◆ **Work order**:
Copy each of the records exactly; leave nothing out.
--- Record set Enclosed Below ---
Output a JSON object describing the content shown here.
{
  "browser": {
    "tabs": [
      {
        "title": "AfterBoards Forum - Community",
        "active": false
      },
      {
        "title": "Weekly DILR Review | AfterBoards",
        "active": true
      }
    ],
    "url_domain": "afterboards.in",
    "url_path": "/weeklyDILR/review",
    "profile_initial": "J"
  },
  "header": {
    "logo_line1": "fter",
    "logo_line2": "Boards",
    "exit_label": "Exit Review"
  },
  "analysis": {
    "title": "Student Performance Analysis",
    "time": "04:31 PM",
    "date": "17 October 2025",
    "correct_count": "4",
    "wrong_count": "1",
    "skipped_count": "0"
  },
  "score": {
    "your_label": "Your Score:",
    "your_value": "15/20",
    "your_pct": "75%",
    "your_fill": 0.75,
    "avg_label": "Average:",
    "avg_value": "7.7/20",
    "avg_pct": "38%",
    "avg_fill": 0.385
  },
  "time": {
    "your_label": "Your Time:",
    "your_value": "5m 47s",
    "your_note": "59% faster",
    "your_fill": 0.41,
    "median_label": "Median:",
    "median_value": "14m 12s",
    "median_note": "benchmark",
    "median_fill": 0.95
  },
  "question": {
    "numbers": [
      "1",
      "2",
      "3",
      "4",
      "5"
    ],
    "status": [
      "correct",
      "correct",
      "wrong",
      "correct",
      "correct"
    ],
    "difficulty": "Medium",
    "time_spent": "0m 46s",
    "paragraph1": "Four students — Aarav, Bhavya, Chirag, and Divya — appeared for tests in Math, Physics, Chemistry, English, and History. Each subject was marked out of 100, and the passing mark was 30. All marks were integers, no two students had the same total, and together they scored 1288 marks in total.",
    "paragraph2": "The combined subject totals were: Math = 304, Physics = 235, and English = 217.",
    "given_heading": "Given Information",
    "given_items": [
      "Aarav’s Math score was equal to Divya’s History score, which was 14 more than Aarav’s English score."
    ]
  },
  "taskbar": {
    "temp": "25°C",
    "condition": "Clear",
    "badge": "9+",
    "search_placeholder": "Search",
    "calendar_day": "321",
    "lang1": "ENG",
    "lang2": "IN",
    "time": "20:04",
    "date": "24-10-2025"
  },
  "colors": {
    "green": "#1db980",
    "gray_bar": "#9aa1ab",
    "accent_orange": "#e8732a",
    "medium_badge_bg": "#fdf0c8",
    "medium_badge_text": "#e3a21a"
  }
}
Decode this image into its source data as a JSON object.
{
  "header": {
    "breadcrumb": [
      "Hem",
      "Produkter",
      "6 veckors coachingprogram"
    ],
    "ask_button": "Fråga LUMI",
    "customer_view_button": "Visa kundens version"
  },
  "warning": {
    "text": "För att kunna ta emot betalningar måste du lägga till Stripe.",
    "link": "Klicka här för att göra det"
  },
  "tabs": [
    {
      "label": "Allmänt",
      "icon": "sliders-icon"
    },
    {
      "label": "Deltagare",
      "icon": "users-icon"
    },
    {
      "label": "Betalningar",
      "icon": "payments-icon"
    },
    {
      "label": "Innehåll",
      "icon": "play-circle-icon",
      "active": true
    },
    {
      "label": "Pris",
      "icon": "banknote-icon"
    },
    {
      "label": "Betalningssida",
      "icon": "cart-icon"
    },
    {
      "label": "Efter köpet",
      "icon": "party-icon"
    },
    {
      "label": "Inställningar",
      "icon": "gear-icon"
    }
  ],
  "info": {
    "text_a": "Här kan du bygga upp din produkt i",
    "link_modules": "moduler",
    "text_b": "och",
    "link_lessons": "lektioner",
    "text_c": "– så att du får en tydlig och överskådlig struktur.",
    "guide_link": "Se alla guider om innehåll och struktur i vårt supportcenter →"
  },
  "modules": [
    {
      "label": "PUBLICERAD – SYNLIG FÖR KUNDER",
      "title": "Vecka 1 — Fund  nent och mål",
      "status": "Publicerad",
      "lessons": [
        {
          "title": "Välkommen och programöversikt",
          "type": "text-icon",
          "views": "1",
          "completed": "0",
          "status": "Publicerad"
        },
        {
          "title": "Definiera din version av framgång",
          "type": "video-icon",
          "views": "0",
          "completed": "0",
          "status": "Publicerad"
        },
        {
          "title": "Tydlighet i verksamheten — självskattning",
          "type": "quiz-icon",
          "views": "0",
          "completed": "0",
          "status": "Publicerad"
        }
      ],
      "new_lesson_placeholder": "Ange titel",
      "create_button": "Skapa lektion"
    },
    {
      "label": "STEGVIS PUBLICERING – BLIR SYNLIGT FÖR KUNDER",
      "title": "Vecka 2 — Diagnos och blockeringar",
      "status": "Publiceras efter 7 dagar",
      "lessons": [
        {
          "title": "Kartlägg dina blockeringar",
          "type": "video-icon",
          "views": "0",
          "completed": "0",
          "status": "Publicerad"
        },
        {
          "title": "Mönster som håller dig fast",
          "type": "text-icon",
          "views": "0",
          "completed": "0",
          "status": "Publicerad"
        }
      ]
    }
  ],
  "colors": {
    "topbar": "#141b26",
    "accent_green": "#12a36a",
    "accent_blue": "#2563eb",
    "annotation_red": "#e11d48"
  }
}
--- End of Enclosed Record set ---
◆ **Solved problem**:
Output a JSON object describing the content shown here.
{
  "browser": {
    "tabs": [
      {
        "title": "AfterBoards Forum - Community",
        "active": false
      },
      {
        "title": "Weekly DILR Review | AfterBoards",
        "active": true
      }
    ],
    "url_domain": "afterboards.in",
    "url_path": "/weeklyDILR/review",
    "profile_initial": "J"
  },
  "header": {
    "logo_line1": "fter",
    "logo_line2": "Boards",
    "exit_label": "Exit Review"
  },
  "analysis": {
    "title": "Student Performance Analysis",
    "time": "04:31 PM",
    "date": "17 October 2025",
    "correct_count": "4",
    "wrong_count": "1",
    "skipped_count": "0"
  },
  "score": {
    "your_label": "Your Score:",
    "your_value": "15/20",
    "your_pct": "75%",
    "your_fill": 0.75,
    "avg_label": "Average:",
    "avg_value": "7.7/20",
    "avg_pct": "38%",
    "avg_fill": 0.385
  },
  "time": {
    "your_label": "Your Time:",
    "your_value": "5m 47s",
    "your_note": "59% faster",
    "your_fill": 0.41,
    "median_label": "Median:",
    "median_value": "14m 12s",
    "median_note": "benchmark",
    "median_fill": 0.95
  },
  "question": {
    "numbers": [
      "1",
      "2",
      "3",
      "4",
      "5"
    ],
    "status": [
      "correct",
      "correct",
      "wrong",
      "correct",
      "correct"
    ],
    "difficulty": "Medium",
    "time_spent": "0m 46s",
    "paragraph1": "Four students — Aarav, Bhavya, Chirag, and Divya — appeared for tests in Math, Physics, Chemistry, English, and History. Each subject was marked out of 100, and the passing mark was 30. All marks were integers, no two students had the same total, and together they scored 1288 marks in total.",
    "paragraph2": "The combined subject totals were: Math = 304, Physics = 235, and English = 217.",
    "given_heading": "Given Information",
    "given_items": [
      "Aarav’s Math score was equal to Divya’s History score, which was 14 more than Aarav’s English score."
    ]
  },
  "taskbar": {
    "temp": "25°C",
    "condition": "Clear",
    "badge": "9+",
    "search_placeholder": "Search",
    "calendar_day": "321",
    "lang1": "ENG",
    "lang2": "IN",
    "time": "20:04",
    "date": "24-10-2025"
  },
  "colors": {
    "green": "#1db980",
    "gray_bar": "#9aa1ab",
    "accent_orange": "#e8732a",
    "medium_badge_bg": "#fdf0c8",
    "medium_badge_text": "#e3a21a"
  }
}
Decode this image into its source data as a JSON object.
{
  "header": {
    "breadcrumb": [
      "Hem",
      "Produkter",
      "6 veckors coachingprogram"
    ],
    "ask_button": "Fråga LUMI",
    "customer_view_button": "Visa kundens version"
  },
  "warning": {
    "text": "För att kunna ta emot betalningar måste du lägga till Stripe.",
    "link": "Klicka här för att göra det"
  },
  "tabs": [
    {
      "label": "Allmänt",
      "icon": "sliders-icon"
    },
    {
      "label": "Deltagare",
      "icon": "users-icon"
    },
    {
      "label": "Betalningar",
      "icon": "payments-icon"
    },
    {
      "label": "Innehåll",
      "icon": "play-circle-icon",
      "active": true
    },
    {
      "label": "Pris",
      "icon": "banknote-icon"
    },
    {
      "label": "Betalningssida",
      "icon": "cart-icon"
    },
    {
      "label": "Efter köpet",
      "icon": "party-icon"
    },
    {
      "label": "Inställningar",
      "icon": "gear-icon"
    }
  ],
  "info": {
    "text_a": "Här kan du bygga upp din produkt i",
    "link_modules": "moduler",
    "text_b": "och",
    "link_lessons": "lektioner",
    "text_c": "– så att du får en tydlig och överskådlig struktur.",
    "guide_link": "Se alla guider om innehåll och struktur i vårt supportcenter →"
  },
  "modules": [
    {
      "label": "PUBLICERAD – SYNLIG FÖR KUNDER",
      "title": "Vecka 1 — Fund  nent och mål",
      "status": "Publicerad",
      "lessons": [
        {
          "title": "Välkommen och programöversikt",
          "type": "text-icon",
          "views": "1",
          "completed": "0",
          "status": "Publicerad"
        },
        {
          "title": "Definiera din version av framgång",
          "type": "video-icon",
          "views": "0",
          "completed": "0",
          "status": "Publicerad"
        },
        {
          "title": "Tydlighet i verksamheten — självskattning",
          "type": "quiz-icon",
          "views": "0",
          "completed": "0",
          "status": "Publicerad"
        }
      ],
      "new_lesson_placeholder": "Ange titel",
      "create_button": "Skapa lektion"
    },
    {
      "label": "STEGVIS PUBLICERING – BLIR SYNLIGT FÖR KUNDER",
      "title": "Vecka 2 — Diagnos och blockeringar",
      "status": "Publiceras efter 7 dagar",
      "lessons": [
        {
          "title": "Kartlägg dina blockeringar",
          "type": "video-icon",
          "views": "0",
          "completed": "0",
          "status": "Publicerad"
        },
        {
          "title": "Mönster som håller dig fast",
          "type": "text-icon",
          "views": "0",
          "completed": "0",
          "status": "Publicerad"
        }
      ]
    }
  ],
  "colors": {
    "topbar": "#141b26",
    "accent_green": "#12a36a",
    "accent_blue": "#2563eb",
    "annotation_red": "#e11d48"
  }
}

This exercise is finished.